### Problem to work on:
Each line holding the string "folder" is to be copied from the data.

### Data:

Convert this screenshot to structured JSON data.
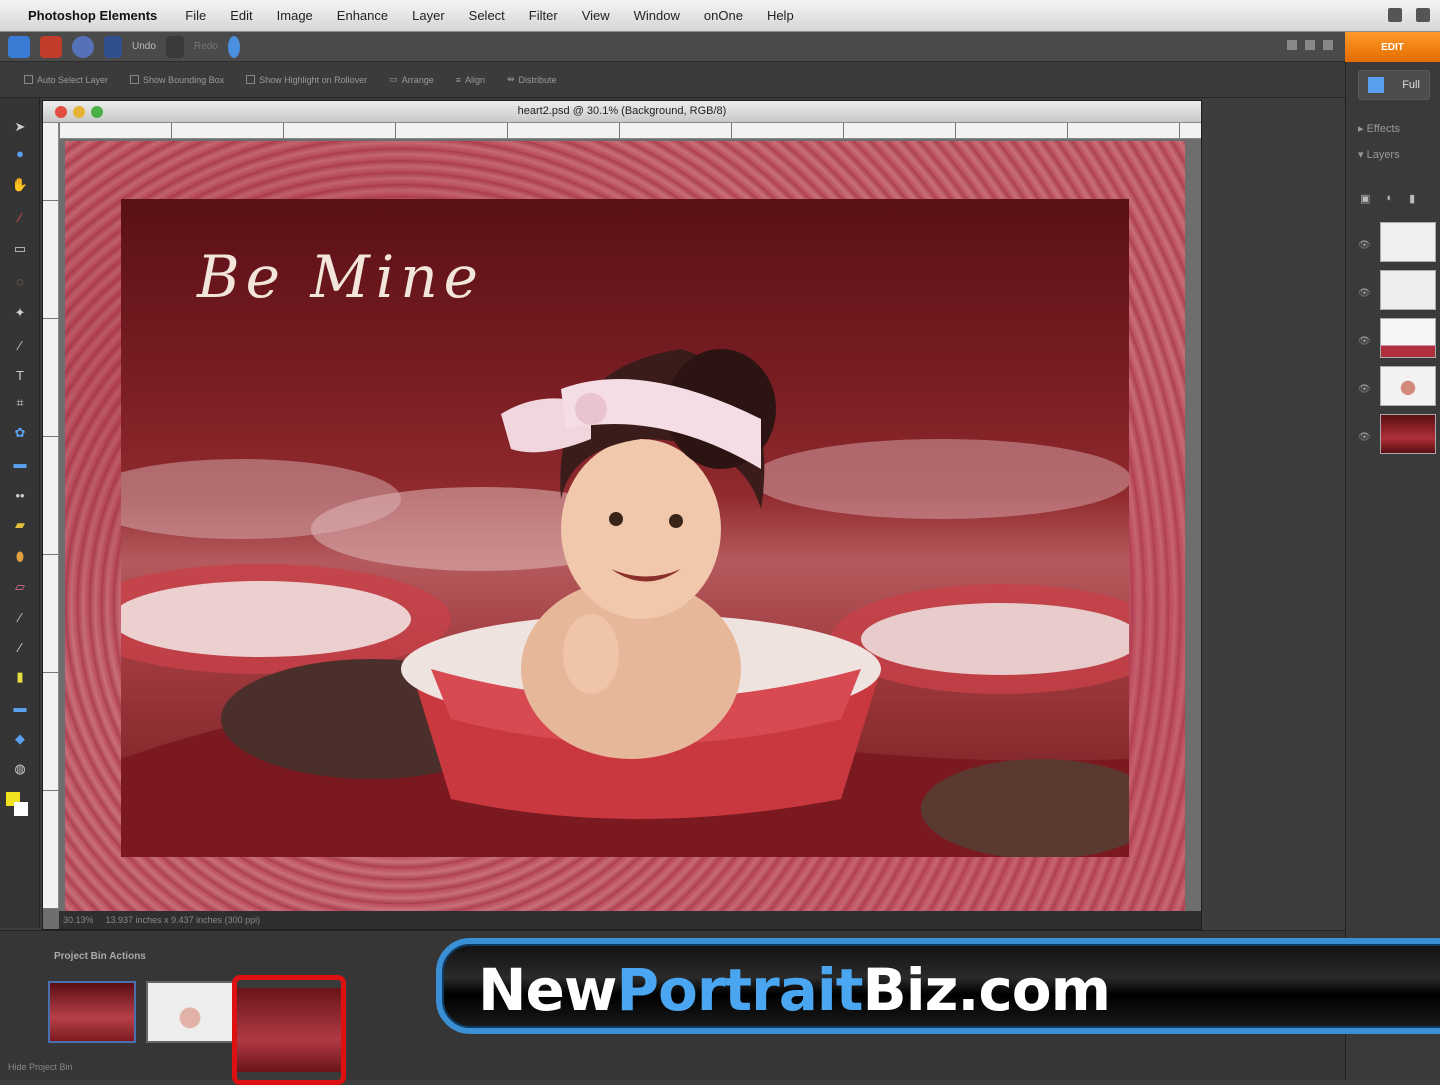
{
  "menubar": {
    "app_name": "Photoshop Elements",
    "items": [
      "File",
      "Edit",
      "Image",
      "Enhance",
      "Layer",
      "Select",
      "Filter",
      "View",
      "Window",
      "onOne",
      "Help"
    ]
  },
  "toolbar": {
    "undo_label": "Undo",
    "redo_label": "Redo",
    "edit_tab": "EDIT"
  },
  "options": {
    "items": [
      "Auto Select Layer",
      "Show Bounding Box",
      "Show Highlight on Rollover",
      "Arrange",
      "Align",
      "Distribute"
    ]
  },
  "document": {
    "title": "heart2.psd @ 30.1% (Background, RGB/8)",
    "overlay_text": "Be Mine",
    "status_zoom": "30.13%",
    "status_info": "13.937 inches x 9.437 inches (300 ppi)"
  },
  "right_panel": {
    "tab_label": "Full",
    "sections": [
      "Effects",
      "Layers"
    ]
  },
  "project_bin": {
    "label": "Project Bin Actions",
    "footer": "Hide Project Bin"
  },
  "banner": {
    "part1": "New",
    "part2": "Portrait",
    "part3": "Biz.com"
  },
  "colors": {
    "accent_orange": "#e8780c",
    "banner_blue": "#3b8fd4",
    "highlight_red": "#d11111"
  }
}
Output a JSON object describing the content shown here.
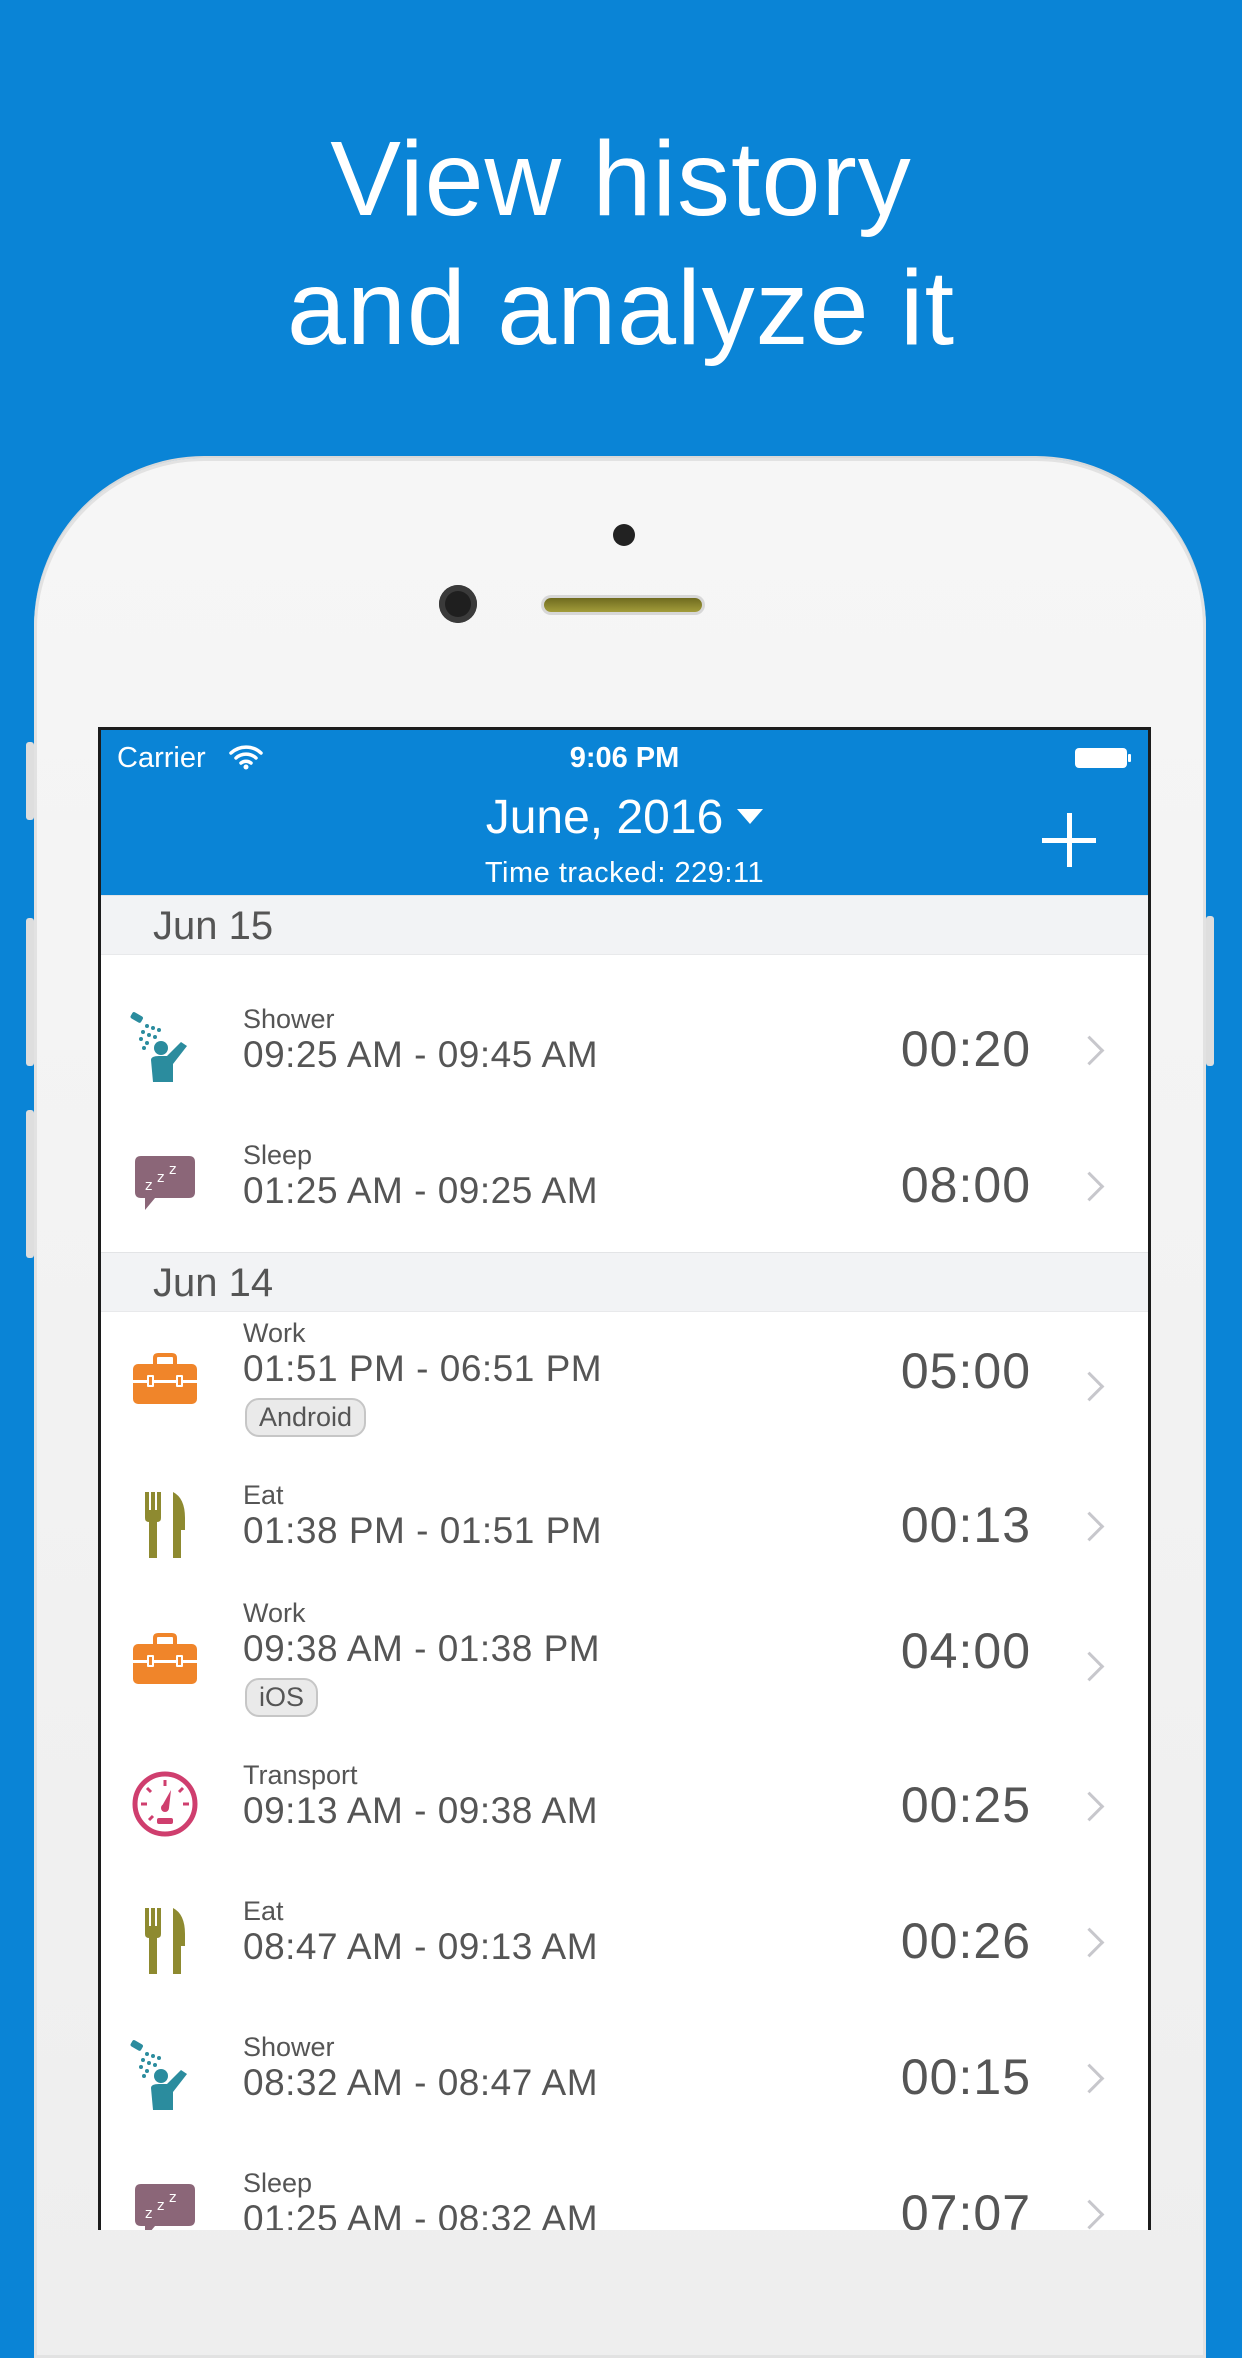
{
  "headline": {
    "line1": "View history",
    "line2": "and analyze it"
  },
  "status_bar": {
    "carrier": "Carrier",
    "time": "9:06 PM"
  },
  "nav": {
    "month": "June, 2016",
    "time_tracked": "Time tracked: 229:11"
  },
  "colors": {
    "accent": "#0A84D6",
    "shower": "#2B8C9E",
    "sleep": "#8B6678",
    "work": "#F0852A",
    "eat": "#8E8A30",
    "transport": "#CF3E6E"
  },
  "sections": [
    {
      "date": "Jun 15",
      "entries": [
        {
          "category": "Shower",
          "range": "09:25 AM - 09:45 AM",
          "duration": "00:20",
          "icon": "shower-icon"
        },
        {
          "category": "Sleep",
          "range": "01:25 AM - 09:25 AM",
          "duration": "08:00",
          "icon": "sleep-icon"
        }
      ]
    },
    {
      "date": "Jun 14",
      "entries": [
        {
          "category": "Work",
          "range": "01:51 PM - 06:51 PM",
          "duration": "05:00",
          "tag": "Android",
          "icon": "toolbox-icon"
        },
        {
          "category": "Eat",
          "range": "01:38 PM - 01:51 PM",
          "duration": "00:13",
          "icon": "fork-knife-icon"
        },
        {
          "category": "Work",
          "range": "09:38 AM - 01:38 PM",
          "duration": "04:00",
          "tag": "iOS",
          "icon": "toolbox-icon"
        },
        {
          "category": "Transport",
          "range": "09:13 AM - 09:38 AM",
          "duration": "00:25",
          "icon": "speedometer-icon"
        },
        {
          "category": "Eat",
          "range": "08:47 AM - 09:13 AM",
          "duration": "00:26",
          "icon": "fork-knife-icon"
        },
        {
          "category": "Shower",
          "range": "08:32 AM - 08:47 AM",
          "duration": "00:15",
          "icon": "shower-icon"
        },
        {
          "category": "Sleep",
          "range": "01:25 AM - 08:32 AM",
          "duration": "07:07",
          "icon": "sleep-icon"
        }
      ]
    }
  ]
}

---

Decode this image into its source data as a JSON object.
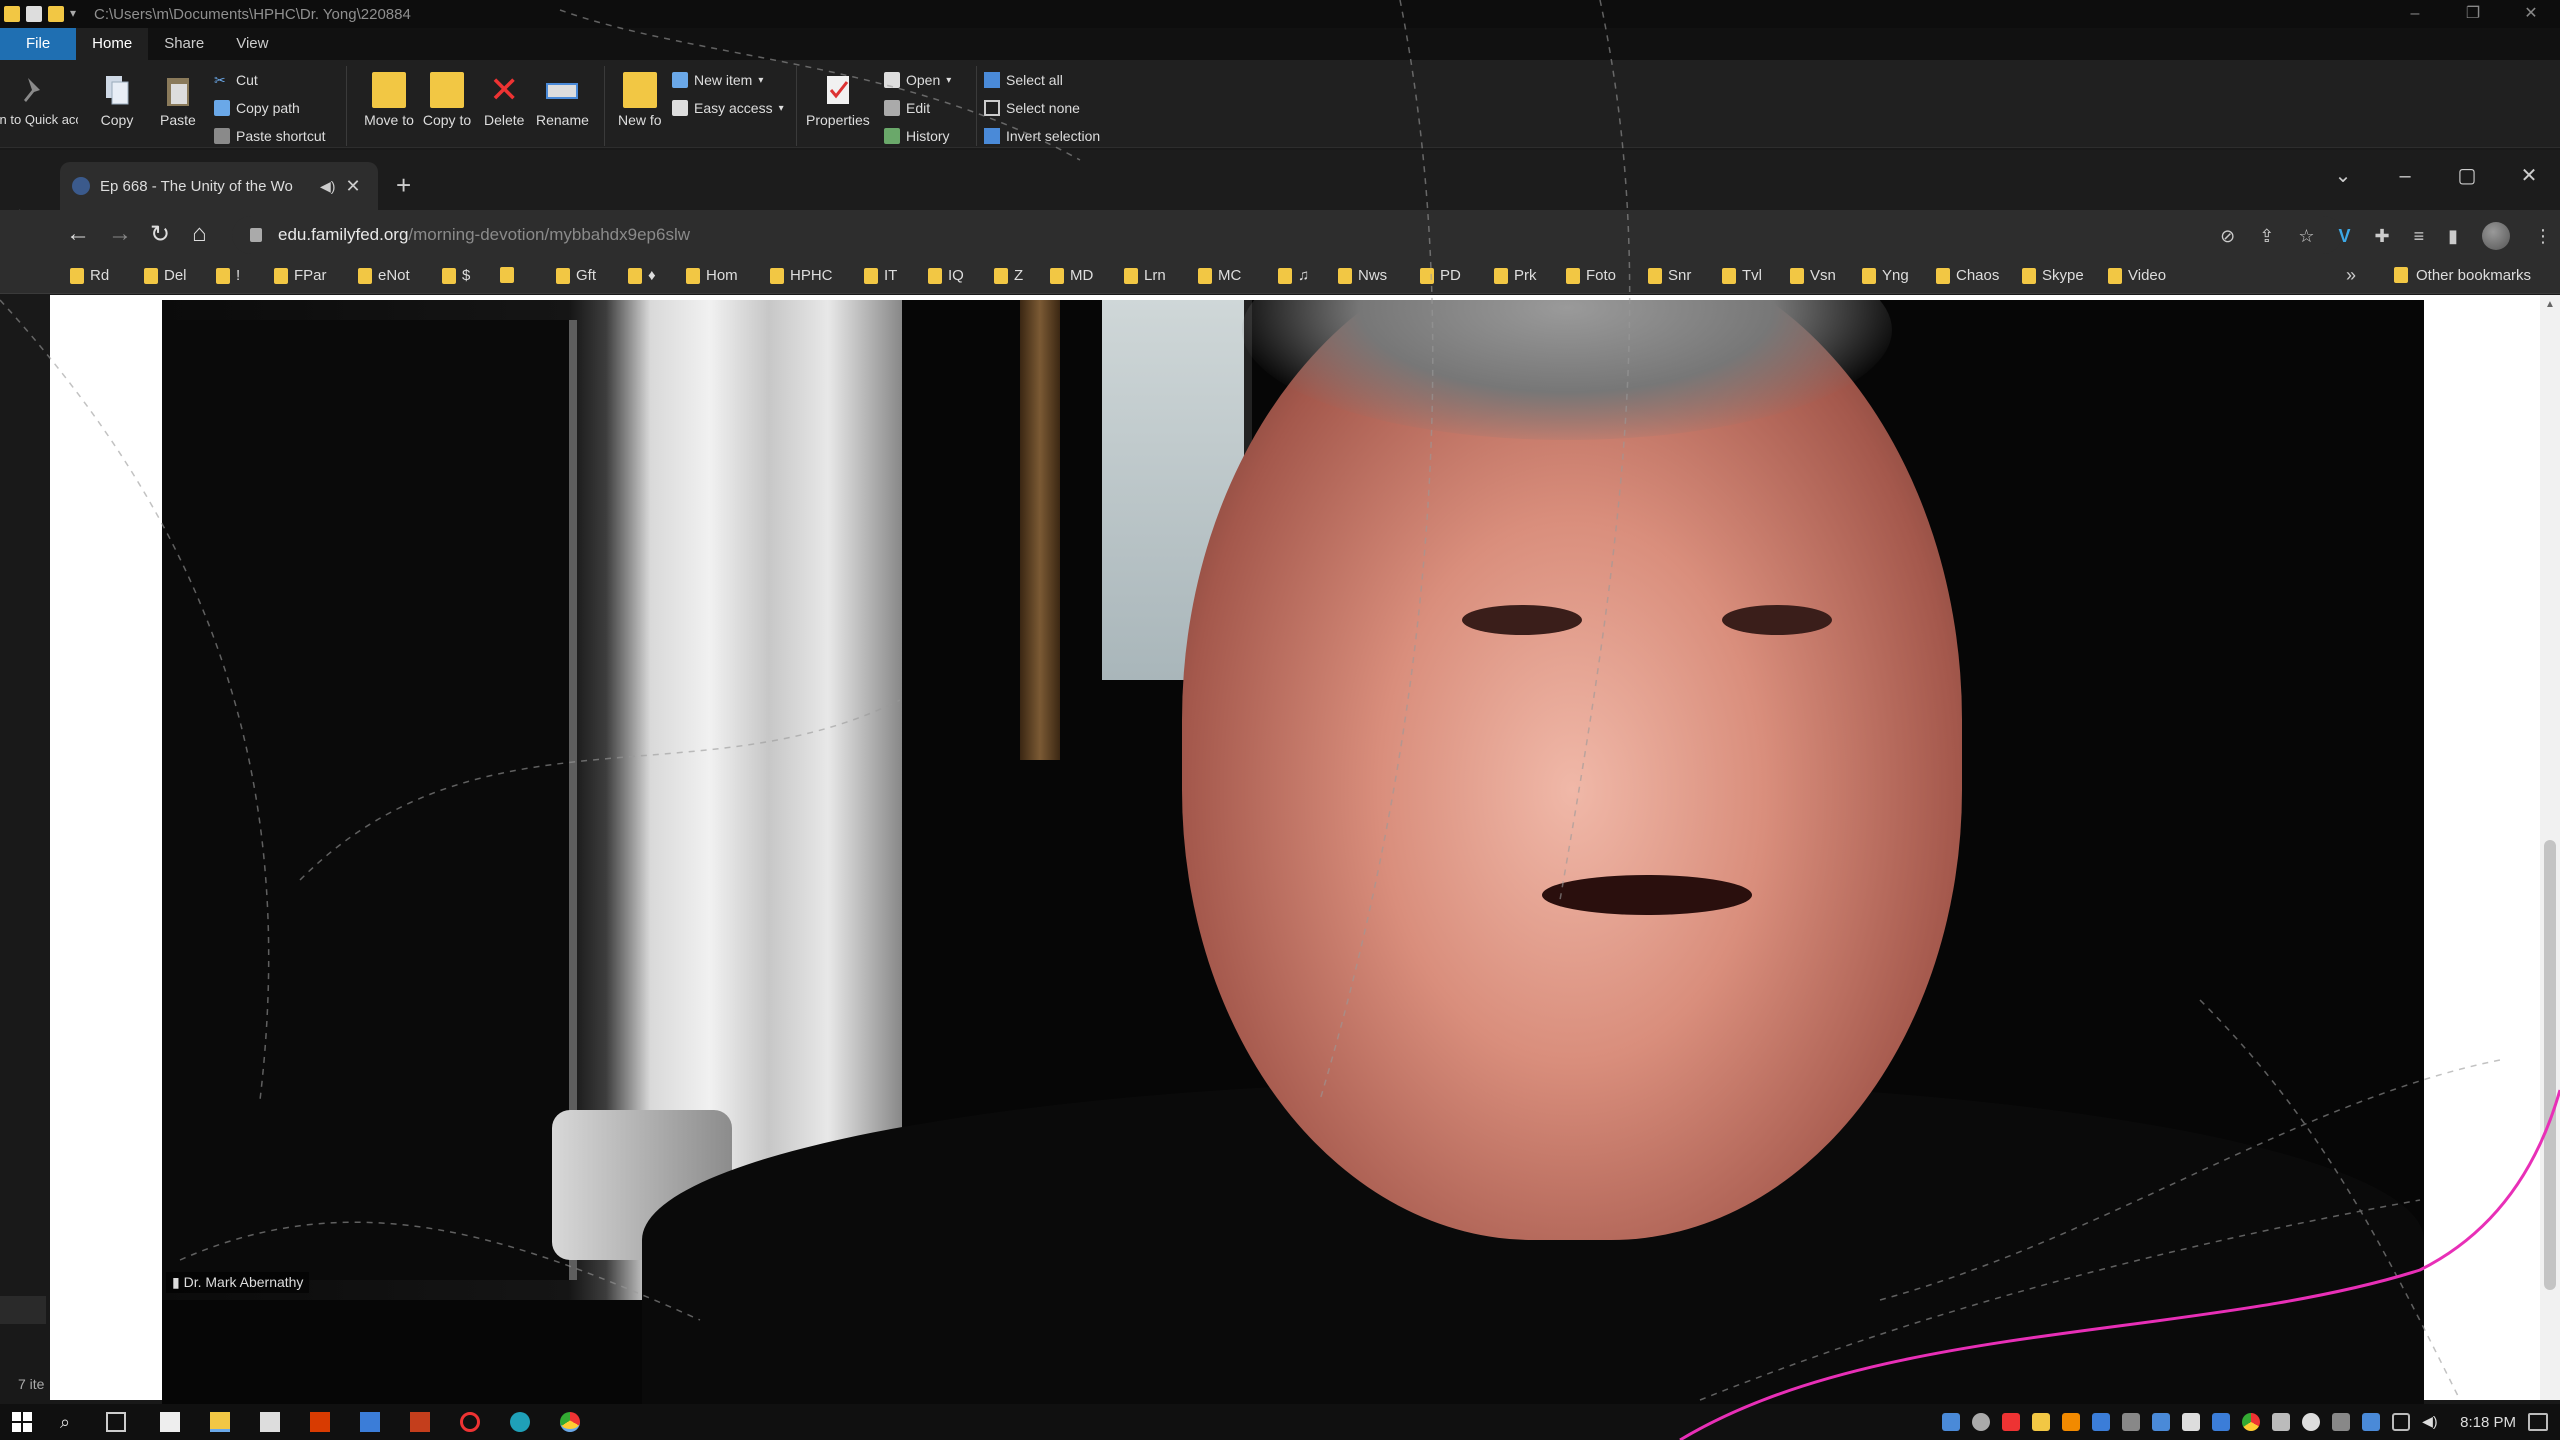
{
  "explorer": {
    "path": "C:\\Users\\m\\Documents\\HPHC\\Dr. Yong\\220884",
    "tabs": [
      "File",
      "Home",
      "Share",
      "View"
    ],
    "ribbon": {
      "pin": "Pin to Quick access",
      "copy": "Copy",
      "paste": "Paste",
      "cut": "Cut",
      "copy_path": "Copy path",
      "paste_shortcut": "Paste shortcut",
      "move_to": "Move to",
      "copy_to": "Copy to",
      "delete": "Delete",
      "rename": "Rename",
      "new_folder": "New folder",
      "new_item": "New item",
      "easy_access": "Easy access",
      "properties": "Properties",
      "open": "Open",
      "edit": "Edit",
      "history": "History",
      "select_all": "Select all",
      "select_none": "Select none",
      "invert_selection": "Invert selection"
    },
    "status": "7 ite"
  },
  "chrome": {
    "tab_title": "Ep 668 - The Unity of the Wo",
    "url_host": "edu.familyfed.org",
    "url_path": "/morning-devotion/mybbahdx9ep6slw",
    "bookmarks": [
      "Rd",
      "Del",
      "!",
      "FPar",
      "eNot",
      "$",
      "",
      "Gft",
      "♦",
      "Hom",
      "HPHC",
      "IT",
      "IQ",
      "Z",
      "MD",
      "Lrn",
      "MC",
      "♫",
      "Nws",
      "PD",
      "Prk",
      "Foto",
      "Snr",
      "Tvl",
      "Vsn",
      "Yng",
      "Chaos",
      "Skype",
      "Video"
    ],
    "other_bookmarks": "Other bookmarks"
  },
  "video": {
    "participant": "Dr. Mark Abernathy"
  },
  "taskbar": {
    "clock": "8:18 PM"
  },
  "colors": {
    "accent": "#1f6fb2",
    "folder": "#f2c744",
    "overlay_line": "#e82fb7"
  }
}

### Answer space:
      "new_folder": "New folder",
    "folder": "#f2c744",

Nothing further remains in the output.